There is a great deal that is not known about what Alaska’s salmon eat when they are out surviving and fattening in the ocean. It would be very expensive to find out, but with today’s tools it would be possible, I think. What I bring to the table here from the Alaska Marine Science Symposium is fragmentary and inferential, but concerning. This is unpublished research that won’t make it into the peer-reviewed literature for some months or even years.
Two Bering Sea posters drew my attention in this regard, along with Russ Hopcroft’s biological sampling along the Seward Line in the Gulf of Alaska. UAF graduate student Tessa Minicucci’s poster “Competition among Western Alaska Chum Salmon and Asian Pink and Chum Salmon in the Bering Sea?” took an award for the way it begins to confirm a “density-dependent effects” hypothesis that there might be too many fish for the preferred prey. Basically, she is showing that the range of pink salmon from Russia and Japan greatly overlaps the range of the chums in the Bering/Aleutians in the spring and the fall. And when diet is measured (by the NOAA lab in Juneau,) there is a big difference in what they find in chums between odd and even years.
For those unfamiliar with this subject, I’ll add here that there is a well-known odd/even-year signal in pink salmon abundance. There are far more out there in odd years than even ones.
Minicucci shows the chums eating higher nutrition prey in even years, when there are fewer pinks. In odd years, they eat fewer euphausids, amphipods and calanoid copepods, and more jellyfish, pteropods and baby fish. In other words they may be losing out to the pinks for the higher nutrition prey.
Another poster, from Sonia Batten of the Sir Alister Hardy Foundation for Ocean Science, which has been monitoring Atlantic plankton since 1931, dealt with Pacific plankton sampled in the same area of the Aleutians along the great circle shipping route by a plankton net attached to a cargo vessel since the year 2000. Guess what? They found an odd/even abundance signal for calanoid copepods and the opposite signal for the diatoms the copepods like to eat, which “suggests that grazing pressure on phytoplankton by copepods us determined by pink salmon predation on the copepods, i.e. top down control.” Sonia didn’t get any awards for that one, but I saw several fish biologists scratching their heads in front of that poster.
Oh those pink salmon! Everybody knows they are big eaters and a few, a very few, have dared over the years to speculate that all those hatcheries set up in Southeast Alaska and Prince William Sound might be putting out so many of those eaters that somebody else would have to pay the price. But nothing is simple in this business. The pinks we’re talking about in these two studies come from Russia and Japan, at least for the most part. But poor runs of undersize chums to Arctic, Yukon and Kuskokwim rivers continue to be a reality. “At sea” conditions are blamed, and that’s convenient, because “at sea” is also still kind of a black box, though, as we are seeing, less of one than it used to be.

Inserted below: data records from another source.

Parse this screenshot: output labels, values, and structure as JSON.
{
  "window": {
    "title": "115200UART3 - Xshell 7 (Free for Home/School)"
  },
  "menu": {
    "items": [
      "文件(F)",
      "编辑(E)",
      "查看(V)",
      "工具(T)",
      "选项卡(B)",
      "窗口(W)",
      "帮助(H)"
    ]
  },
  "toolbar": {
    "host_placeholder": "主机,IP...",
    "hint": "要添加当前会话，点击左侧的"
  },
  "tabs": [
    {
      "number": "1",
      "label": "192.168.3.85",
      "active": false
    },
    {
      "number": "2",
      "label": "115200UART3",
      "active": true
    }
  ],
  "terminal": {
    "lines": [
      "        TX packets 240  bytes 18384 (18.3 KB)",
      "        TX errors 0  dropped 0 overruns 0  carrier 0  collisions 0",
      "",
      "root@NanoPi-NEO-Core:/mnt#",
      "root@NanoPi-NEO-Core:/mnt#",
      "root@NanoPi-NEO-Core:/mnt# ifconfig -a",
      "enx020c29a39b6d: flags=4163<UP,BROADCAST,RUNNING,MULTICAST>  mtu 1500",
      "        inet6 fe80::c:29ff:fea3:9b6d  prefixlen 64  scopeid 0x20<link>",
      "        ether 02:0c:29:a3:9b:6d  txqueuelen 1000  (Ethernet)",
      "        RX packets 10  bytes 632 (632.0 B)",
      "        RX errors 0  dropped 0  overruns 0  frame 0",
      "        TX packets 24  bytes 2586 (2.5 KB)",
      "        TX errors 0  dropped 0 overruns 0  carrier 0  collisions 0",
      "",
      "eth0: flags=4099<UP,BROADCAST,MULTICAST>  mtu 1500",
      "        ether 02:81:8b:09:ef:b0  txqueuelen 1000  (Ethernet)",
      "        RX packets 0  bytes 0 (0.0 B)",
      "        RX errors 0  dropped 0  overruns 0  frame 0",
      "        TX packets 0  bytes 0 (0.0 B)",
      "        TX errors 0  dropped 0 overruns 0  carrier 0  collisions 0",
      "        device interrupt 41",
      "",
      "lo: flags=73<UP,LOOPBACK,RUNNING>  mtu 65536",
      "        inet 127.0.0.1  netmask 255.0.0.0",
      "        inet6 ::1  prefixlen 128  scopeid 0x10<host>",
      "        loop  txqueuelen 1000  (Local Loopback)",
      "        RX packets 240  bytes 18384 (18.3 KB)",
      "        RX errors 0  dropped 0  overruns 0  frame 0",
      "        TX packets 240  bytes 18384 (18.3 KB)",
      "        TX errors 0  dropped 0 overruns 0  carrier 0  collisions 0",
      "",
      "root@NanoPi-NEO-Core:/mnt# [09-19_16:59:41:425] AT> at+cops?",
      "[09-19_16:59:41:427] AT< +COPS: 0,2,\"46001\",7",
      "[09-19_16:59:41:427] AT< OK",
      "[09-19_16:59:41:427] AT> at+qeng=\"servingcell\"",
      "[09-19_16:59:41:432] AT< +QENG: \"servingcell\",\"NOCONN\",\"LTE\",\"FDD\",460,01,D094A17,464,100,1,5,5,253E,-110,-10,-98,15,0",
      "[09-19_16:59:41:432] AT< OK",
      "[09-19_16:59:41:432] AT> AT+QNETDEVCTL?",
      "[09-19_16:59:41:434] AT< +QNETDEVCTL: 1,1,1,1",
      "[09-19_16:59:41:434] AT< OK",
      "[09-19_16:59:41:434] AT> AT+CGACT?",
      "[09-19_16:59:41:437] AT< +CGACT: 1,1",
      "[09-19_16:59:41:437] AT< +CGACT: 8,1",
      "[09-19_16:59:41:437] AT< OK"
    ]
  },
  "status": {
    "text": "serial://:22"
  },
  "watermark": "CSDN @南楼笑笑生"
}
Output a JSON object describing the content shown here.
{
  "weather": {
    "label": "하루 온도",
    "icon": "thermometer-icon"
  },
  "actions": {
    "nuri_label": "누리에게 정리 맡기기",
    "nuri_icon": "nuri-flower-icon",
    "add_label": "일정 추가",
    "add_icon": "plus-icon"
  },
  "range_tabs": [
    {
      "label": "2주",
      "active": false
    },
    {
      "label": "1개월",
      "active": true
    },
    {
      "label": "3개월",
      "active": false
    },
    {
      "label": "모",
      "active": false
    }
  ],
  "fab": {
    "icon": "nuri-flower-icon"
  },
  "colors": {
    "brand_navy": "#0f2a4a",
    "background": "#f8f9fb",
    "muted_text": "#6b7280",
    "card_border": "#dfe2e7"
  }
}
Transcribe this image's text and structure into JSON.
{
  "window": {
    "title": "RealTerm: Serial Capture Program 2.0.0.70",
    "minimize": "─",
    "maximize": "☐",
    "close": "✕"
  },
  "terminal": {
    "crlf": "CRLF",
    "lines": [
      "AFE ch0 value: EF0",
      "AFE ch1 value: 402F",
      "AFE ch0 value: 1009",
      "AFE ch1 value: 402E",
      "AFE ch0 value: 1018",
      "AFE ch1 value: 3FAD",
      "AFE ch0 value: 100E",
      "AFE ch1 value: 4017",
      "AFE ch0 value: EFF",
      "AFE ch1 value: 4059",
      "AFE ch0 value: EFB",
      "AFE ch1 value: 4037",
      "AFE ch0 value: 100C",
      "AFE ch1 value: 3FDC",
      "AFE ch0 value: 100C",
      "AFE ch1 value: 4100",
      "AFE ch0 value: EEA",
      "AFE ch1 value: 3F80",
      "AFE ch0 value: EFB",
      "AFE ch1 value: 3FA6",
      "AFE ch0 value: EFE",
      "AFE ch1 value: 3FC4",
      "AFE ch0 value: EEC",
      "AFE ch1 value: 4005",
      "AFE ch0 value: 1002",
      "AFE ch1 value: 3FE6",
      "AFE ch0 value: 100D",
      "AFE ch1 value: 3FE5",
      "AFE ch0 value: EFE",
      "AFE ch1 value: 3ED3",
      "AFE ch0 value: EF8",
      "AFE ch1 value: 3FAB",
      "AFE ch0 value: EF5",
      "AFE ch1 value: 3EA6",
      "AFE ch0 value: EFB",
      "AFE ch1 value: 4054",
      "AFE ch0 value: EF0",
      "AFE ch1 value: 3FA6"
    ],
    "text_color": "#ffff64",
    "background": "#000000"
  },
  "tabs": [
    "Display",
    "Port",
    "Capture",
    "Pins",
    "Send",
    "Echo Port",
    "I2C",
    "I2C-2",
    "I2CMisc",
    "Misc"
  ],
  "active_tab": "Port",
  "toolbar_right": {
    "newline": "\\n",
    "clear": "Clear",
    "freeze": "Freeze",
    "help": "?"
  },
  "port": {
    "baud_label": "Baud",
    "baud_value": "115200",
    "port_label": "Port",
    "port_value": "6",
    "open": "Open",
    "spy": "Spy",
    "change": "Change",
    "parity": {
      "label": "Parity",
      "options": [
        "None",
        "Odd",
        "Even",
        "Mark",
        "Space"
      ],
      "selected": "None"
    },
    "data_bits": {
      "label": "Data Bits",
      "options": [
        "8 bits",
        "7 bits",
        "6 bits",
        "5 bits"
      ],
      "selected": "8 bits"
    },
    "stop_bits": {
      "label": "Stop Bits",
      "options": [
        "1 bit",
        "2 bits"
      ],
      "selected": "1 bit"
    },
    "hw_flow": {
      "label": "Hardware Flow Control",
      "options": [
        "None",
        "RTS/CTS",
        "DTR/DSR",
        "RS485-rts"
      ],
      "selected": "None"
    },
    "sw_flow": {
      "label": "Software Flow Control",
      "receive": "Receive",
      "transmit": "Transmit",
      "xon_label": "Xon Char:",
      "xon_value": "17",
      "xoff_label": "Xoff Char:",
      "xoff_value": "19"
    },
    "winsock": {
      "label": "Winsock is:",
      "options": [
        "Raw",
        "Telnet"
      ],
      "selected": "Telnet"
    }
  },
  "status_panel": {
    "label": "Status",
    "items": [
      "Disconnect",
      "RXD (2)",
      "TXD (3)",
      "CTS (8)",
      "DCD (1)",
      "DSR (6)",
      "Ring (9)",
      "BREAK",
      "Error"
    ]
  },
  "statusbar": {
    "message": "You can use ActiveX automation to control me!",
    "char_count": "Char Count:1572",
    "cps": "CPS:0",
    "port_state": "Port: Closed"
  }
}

And all this is happening as the ecosystem goes through changes that are increasingly off the scale of what scientists are used to dealing with. There has been quite a bit of speculation that salmon from AYK would increasingly pasture in the colder waters of the more northern part of the Bering Sea, but that cold was not holding so well last month, though may be doing better now.
And out along the Seward Line, extending all along the shelf, and down to deeper waters, the plankton changed with “the blob.” Hopcroft showed the big calanoid copepods giving way to larger abundances of smaller species from waters to the south. As noted earlier, the big copepods, along with euphausids, are the better quality prey for salmon.
But it’s never simple. Hopcroft and other scientists say phenology needs to be understood here. Phenology is the timing of biological onsets and changes. The birds, for instance, need to arrive in the arctic at the time when their food appears, so they can gain the nutrition to reproduce, and then again the energy to migrate. In the case of calanoid copepods, they are adapted to the seasonal cold. They rise to feed, store enough fat to support a winter in the deeper cold waters, and go back down in the fall and become dormant. So they only have this desirable fat content in the spring and fall. Salmon seeking food in later spring might actually be better off with other species of copepods at that time.
And one more uncertainty here. Plankton nets were not really designed for what we now know is out there. Even today they are not very good at trapping euphausids, so that’s a particularly fuzzy part of the food chain picture. They are picked up in stomach contents, though, and they are more than half the diet of chum salmon. In odd years, by Minicucci’s data, that drops by about 50 percent.